Harv was holding the mouse over the mouse pad! I mean he was picking it up, about an inch above the pad. In thin air! Mouse levitation!
“Flying mouses, huh?” I thought to myself as a self-styled technical skeet shooter. “Well, we’ll see about that.”
“No,” I said gently, pressing his hand down to the mouse pad, “maintain contact with the pad in order to use the mouse.” I released my hand and up his came back, again, hovering the mouse above the pad!
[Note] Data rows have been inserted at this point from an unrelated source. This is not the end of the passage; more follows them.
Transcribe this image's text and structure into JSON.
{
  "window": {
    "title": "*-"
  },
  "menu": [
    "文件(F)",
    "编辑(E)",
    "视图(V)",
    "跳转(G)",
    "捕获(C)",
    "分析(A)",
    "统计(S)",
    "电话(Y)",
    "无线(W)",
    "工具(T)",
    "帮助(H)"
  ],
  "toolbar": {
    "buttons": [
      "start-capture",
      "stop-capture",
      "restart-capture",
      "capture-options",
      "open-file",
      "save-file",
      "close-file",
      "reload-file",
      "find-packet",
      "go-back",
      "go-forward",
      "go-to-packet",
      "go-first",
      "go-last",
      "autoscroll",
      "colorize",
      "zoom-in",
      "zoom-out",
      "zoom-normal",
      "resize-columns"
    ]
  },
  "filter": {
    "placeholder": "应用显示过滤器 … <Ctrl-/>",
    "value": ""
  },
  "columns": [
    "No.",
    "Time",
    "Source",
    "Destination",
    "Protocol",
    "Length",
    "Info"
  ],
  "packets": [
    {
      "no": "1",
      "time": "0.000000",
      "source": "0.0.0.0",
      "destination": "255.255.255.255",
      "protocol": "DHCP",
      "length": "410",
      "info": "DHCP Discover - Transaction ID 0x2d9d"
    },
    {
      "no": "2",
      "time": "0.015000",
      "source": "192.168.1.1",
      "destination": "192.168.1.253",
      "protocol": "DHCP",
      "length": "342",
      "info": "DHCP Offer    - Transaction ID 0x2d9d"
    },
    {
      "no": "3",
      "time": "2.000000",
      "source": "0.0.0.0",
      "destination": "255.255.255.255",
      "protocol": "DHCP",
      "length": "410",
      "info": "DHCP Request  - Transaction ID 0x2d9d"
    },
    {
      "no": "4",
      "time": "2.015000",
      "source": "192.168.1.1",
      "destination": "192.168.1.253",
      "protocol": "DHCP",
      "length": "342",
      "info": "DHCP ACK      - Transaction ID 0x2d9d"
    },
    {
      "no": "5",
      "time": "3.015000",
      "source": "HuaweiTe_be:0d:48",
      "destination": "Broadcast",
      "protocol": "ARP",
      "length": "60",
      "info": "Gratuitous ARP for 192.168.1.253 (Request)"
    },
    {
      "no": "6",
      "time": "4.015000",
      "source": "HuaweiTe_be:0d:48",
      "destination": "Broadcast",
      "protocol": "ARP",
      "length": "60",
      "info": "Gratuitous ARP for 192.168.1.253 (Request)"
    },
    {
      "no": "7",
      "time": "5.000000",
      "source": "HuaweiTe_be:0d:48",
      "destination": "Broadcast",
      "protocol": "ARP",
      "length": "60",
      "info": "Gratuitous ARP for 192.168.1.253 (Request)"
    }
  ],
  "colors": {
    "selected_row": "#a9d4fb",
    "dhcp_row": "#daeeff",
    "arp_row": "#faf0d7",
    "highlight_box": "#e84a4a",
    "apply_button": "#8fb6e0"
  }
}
Another angelic rapturing electronic rodent!
I looked around for a heavy object, found a book nearby, and placed it on top of his hand. “Imagine this book on top of your hand,” I directed, “pushing it down on the mouse pad.” He moved his hand with the book on top and we both watched the cursor jolt on the screen.
“Double-click this icon,” I directed, “and I will train you to get online with e-mail and internet.” With a fair amount of trouble, Harv managed to double click the Netscape icon.
The rest of the session had me creating an e-mail address, training him to send his first e-mail (to me), and showing him the wonder of the World Wide Web. Primarily this consisted of showing him a variety of sites, like Yahoo and Playboy.
And, of course, trying to keep his mouse grounded, at least most of the time.
We constantly changed places in front of his new desktop so he could practice under my supervision. As noted, the mouse levitation thing proved to be a persistent problem. I left him that evening with the encouragement that, through practice, he would get the hang of it.